Megaprojects-Challenges and lessons learned

MARCH, 2013

Projects have become popular work form in modern organizations. Megaprojects can be seen as the wild beasts in the project world, they are hard to tame, known for their complexity, vast size, expensive cost, and long time frame. These projects bring big changes in the geography of countries and life of people. Some of these megaprojects become landmarks for a country and bring significant prosperity, but some become unforgettable catastrophes. One of the definitions of megaprojects is that they are the projects in which the cost exceeds one billion US dollars. Examples of megaprojects include, “Channel tunnel”, “London Olympics 2012” and “Ormen Lange offshore project”. Though several pitfalls and challenges have been pointed out with respect to managing megaprojects, the relevance and the need of carrying out this kind of projects attract both the industries (practitioners) and academics.

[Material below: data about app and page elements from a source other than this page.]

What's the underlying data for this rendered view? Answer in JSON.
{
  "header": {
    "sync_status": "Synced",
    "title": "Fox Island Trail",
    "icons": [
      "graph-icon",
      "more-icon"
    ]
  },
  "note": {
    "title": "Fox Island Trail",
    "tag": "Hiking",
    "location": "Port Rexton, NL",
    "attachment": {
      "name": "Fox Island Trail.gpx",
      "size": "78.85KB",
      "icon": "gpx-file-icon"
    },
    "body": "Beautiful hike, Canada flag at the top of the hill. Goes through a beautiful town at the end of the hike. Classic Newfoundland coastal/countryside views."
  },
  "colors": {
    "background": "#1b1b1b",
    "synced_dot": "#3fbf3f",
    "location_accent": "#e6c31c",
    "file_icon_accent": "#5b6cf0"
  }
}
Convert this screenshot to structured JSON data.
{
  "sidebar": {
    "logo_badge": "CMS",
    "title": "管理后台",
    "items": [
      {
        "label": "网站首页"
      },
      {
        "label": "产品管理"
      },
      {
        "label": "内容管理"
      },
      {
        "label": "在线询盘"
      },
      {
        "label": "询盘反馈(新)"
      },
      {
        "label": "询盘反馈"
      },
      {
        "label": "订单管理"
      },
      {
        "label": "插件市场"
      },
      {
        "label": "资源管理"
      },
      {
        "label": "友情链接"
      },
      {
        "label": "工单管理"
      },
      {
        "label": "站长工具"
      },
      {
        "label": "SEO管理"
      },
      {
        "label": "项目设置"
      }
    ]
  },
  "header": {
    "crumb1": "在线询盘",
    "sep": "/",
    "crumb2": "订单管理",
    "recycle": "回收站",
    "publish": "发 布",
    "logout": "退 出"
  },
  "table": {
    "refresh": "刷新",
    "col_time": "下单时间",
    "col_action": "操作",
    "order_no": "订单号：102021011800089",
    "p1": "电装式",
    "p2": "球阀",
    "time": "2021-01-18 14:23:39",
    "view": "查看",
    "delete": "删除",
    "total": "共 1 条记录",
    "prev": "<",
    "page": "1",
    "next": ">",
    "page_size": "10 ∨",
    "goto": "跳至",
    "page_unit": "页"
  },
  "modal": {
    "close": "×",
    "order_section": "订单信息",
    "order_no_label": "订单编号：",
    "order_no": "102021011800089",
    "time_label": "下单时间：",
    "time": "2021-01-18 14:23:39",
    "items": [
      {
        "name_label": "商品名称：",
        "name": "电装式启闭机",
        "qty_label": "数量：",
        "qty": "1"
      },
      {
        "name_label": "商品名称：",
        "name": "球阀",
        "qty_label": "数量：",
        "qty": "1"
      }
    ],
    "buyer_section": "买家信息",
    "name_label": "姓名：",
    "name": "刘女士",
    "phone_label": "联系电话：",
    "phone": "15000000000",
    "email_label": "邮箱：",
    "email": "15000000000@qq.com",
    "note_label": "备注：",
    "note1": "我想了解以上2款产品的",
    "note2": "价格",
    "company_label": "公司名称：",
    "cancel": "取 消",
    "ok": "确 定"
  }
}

There are many significant issues that must be addressed in connection with managing megaprojects. This paper focuses on the different initiatives taken to date, presents them and tries to find the area of the missing expertise to understand the characteristics and the management of megaprojects.

An overall framework for understanding changes in megaprojects–a Norwegian approach

SEPTEMBER, 2012

Projects are also one of the means to make a change in this world; however, they themselves cannot escape from undergoing changes. During the last decades there has been intensive research about managing change in projects. Several researchers indicate that change should always be avoided and project team should be proactive in dealing with it. However, change is not always deleterious; some changes are beneficial and can also lead to new opportunities. The focus of this paper is on changes in megaprojects. These have a very significant impact on the society as a whole. These projects are known for their characteristics, such as large scope, high cost capital, long duration, with high complexity and uncertainty. Furthermore, they are open to dynamic environment. These characteristics are some of the major reasons why these projects are exposed to continuous change in their scope, cost, plan, etc. Many of these projects are famous for their inefficiency (cost overrun, time delays, and quality defect) in producing the intended output. They even fail occasionally to meet the desired outcome measured in terms of their effectiveness. Scholars suggest several reasons for the failure. Their suggestions point out the importance of looking at factors such as flexibility, complexity, uncertainty and stakeholder management. This paper considers all these factors and presents a project change model that illustrates the dynamic of changes with respect to effectiveness and efficiency. This paper provides a comprehensive literature study accompanied with empirical results obtained from Norwegian companies. The study related to this paper is based on interviews, case study, and surveys, and it presents a Norwegian approach to managing changes in megaprojects.

Thanks for your interest in my published work. For any inquiries, please contact me.